Today’s Date: 6/28/2019
Show Title: Gallathea
Assistant Directors: Lauren Carlton and Cortland Nesley
Production Intern: Spencer Cohen (Stage Manager) and Jules Talbot (Dramaturg)
Rehearsal Room: Hunt West
What we did:
Continuing where we left off yesterday, today we ran the show from 2.1 to 3.1. Lots of those scenes are actually monologues (2.2, 2.4 and 2.5) or contain them (3.1), so today’s scene work was in the form of one-on-one sessions with particular actors. In those sessions, Finch focused on differentiating actors’ personal speech patterns and mannerisms from their characters’. Aspects of an actor’s offstage self invariably will (and should!) reveal themselves onstage, but those moments should be conscientious, controlled choices rather than by default—which is really, really hard.
Quick and Quotable
From the play:
Love, good sir? What mean you by it? Or what do you call it?
A heat full of coldness, a sweet full of bitterness, a pain full of pleasantness, which maketh thoughts have eyes and hearts ears, bred by desire, nursed by delight, weaned by jealousy, killed by dissembling, buried by ingratitude; and this is love. Fair lady, will you any?
If it be nothing else, it is but a foolish thing (1.2.49-54).
From the director:
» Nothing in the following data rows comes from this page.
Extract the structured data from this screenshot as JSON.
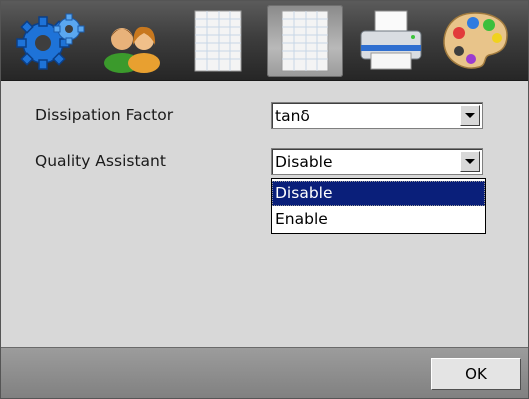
{
  "toolbar": {
    "icons": [
      "gear-icon",
      "users-icon",
      "document-icon",
      "document-icon",
      "printer-icon",
      "palette-icon"
    ],
    "selected_index": 3
  },
  "settings": {
    "dissipation_factor": {
      "label": "Dissipation Factor",
      "value": "tanδ"
    },
    "quality_assistant": {
      "label": "Quality Assistant",
      "value": "Disable",
      "options": [
        "Disable",
        "Enable"
      ],
      "highlighted": "Disable"
    }
  },
  "footer": {
    "ok_label": "OK"
  },
  "colors": {
    "highlight": "#0a1f7a",
    "toolbar_bg": "#3e3e3e"
  }
}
“Say it like you’re talking to the world’s cutest puppy. Cuter. Cuter!”
— Finch, coaching Tori (Eurota/Venus)
From the cast:
Finch: “Repeat after me: Billie Button.”
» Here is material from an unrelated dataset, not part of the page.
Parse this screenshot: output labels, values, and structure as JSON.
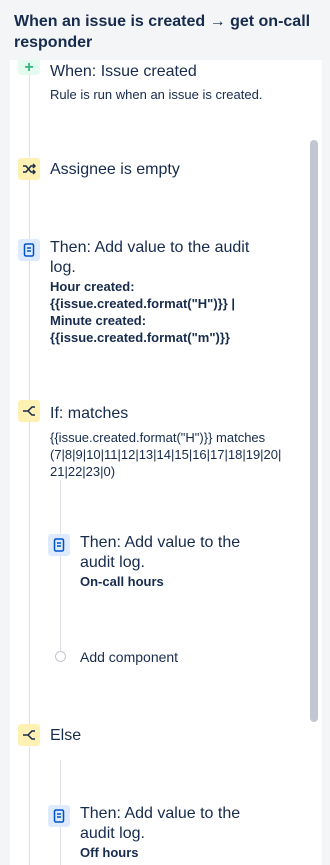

Esme (Cupid/Hebe): “William Zipper.”
Sometimes as an actor, you have to put all self-consciousness aside and embrace feeling ridiculous. Like when you’re doing lip-trills during vocal warm-ups, howling like a wolf, making thunderstorm whoosh noises, skipping around in a floofy dress, or swooning hopelessly in love. That willingness to be ridiculousness isn’t just necessary for comedy, but an inherent part of acting. The rehearsal process is where you try new things, fail new things, and make a total fool of yourself in a safe space.
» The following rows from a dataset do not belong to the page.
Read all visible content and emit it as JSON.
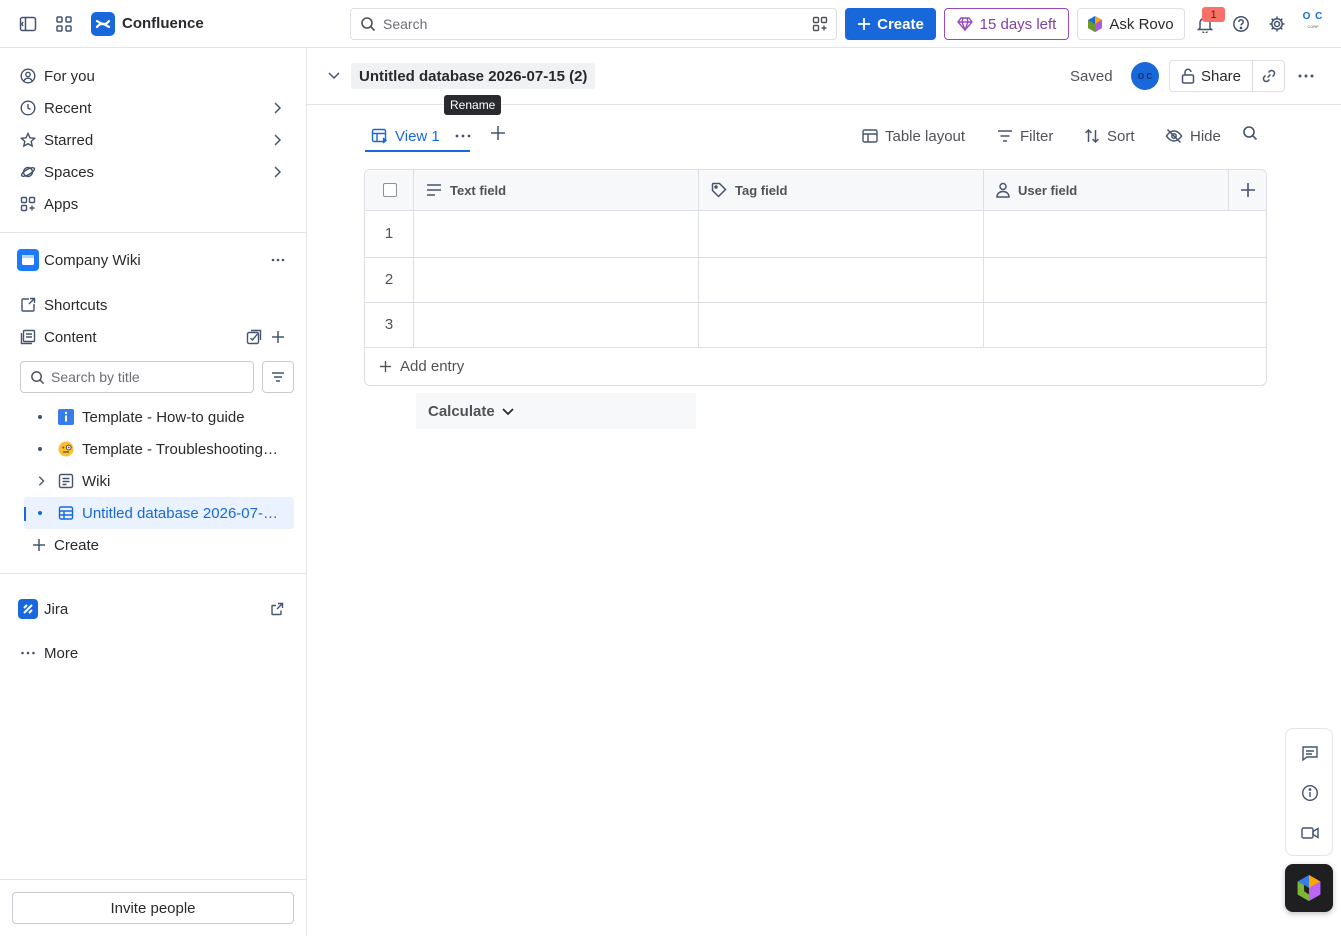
{
  "topbar": {
    "brand": "Confluence",
    "search_placeholder": "Search",
    "create_label": "Create",
    "trial_label": "15 days left",
    "rovo_label": "Ask Rovo",
    "notification_count": "1",
    "profile_initials_top": "O C",
    "profile_initials_bottom": "CORP"
  },
  "sidebar": {
    "nav": [
      {
        "label": "For you"
      },
      {
        "label": "Recent"
      },
      {
        "label": "Starred"
      },
      {
        "label": "Spaces"
      },
      {
        "label": "Apps"
      }
    ],
    "space_name": "Company Wiki",
    "shortcuts_label": "Shortcuts",
    "content_label": "Content",
    "search_placeholder": "Search by title",
    "tree": [
      {
        "label": "Template - How-to guide"
      },
      {
        "label": "Template - Troubleshooting article"
      },
      {
        "label": "Wiki"
      },
      {
        "label": "Untitled database 2026-07-15 (2)"
      }
    ],
    "create_label": "Create",
    "jira_label": "Jira",
    "more_label": "More",
    "invite_label": "Invite people"
  },
  "page": {
    "title": "Untitled database 2026-07-15 (2)",
    "tooltip": "Rename",
    "saved_label": "Saved",
    "avatar_initials": "O C",
    "share_label": "Share"
  },
  "view": {
    "tab_label": "View 1",
    "toolbar": {
      "layout": "Table layout",
      "filter": "Filter",
      "sort": "Sort",
      "hide": "Hide"
    }
  },
  "table": {
    "columns": [
      {
        "label": "Text field"
      },
      {
        "label": "Tag field"
      },
      {
        "label": "User field"
      }
    ],
    "rows": [
      {
        "num": "1"
      },
      {
        "num": "2"
      },
      {
        "num": "3"
      }
    ],
    "add_entry_label": "Add entry",
    "calculate_label": "Calculate"
  },
  "colors": {
    "accent": "#1868DB",
    "trial": "#803FA5",
    "badge": "#F87168"
  }
}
As Gallathea rehearsals progress and our actors engage more deeply with their work, the nature of the feedback they receive from us is changing. We’re past asking questions about what they’re doing (entering where, saying what), but why. Why did you say that line that way? Why did you stress that word? What is motivating that choice? What other choices can you make? Can you forget everything you’ve ever practiced and try it completely differently, from the top? It’s challenging, vulnerable and even humbling—it definitely was when I was a camper—but that’s what builds a capable actor, collaborator, and ultimately a self-assured, thoughtful person, regardless of whether they pursue theatre as a profession.